Having run on adrenaline for such a long time now, it is likely that for many of us our time off will come with a kind of adrenaline withdrawal. Don’t be discouraged by the slump you may enter – feeling a bit listless and down is normal. However, the key principle is to avoid making permanent decisions when in these temporary circumstances. Don’t let your temporary sense of malaise lead you to exaggerated conclusions.
2. Don’t rush your recovery
Related to the last point, the process of slowing down and resting will come with some uncomfortable feelings. It feels cliché but it is absolutely essential here that we simply trust the process.
I recently read about the innovation of extreme fast-charging for electric vehicles, which was responding to the high demand of electric vehicle drivers for better battery solutions. Some outstanding solutions have been created, with most of the big brands now offering 100kW charging. However, the sacrifice that must be made for fast-charging is a compromised battery life. Rapid-charging a car battery more than three times a month reduced the average battery SoH to 80% over a couple of years.
Whatever the technological details may be, the principle is a profound one. Recovery should not be rushed. It is tempting to approach a season of rest as another item on the to-do list – once we have had an adequately calm day off, we can tick that off the list and get back to work. But in reality, for our bodies and souls to experience the deep rejuvenation they are currently craving, we need to give ourselves the space to rest properly. Don’t rush to fill the empty days ahead with activities just because you are uncomfortable with the void. Let the process of healing take the time it needs.
3. Don’t stop without a gameplan for restarting
Stopping is difficult, but so is starting. It’s likely that many of us are anxiously aware of the projects that lie ahead in our new year. Following a season of rest, getting things off the ground again can be a challenge. Most of us are governed by the law of inertia – we move well when we are moving, but getting moving is the hardest part.
To make the transition from rest to activity again as smooth as possible, it is a good idea to lay the groundwork now – especially so that we aren’t tempted to forfeit some of our rest in favour of work. Before you break for the year, make a plan for your approach to next year’s early projects. It might even be an idea to get some of them started now, so that you can pick things off where you left them next year, rather than attempting a full sprint from a standstill.
Don’t compromise on your rest this holiday season. We are all in dire need of time spent healing and rejuvenating from a year of an intense ‘new normal’, and two years of the most shocking and abnormal circumstances most of us have ever experienced.
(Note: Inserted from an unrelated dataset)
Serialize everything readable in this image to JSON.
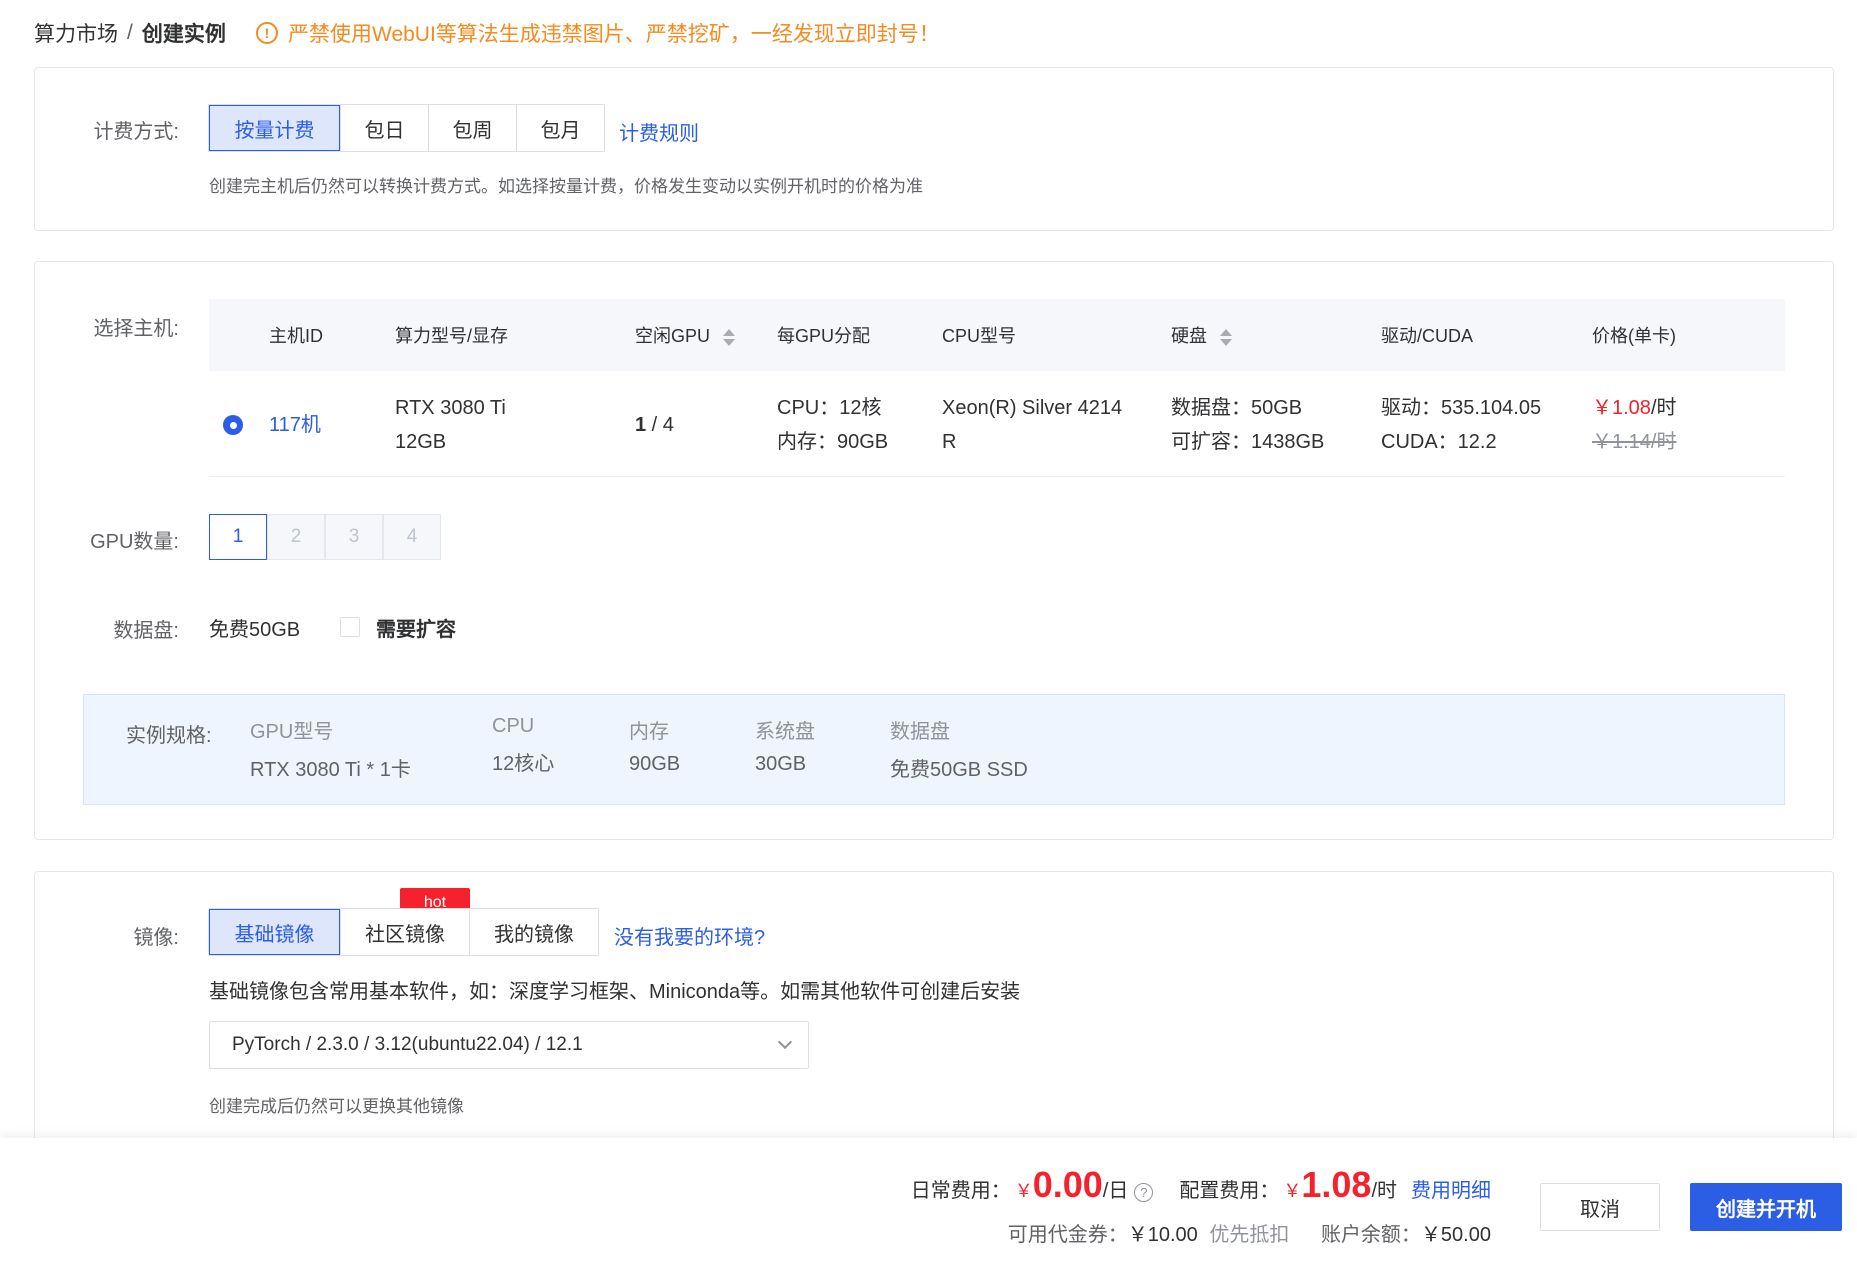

We would do well to make the most of the time and space the holidays can grant us.
 ‘Difference between sympathetic and parasympathetic,’ BYJU’s, 6 December 2022.
 ‘What are the doldrums?’, National Ocean Service, 6 December 2022.
 2022, ‘Does fast-charging affect the battery’s longevity?’, StoreDot, 2 June.
Article supplied with thanks to Michael McQueen.
About the Author: Michael is a trends forecaster, business strategist and award-winning conference speaker.
Feature image: Photo by Isabella and Zsa Fischer on Unsplash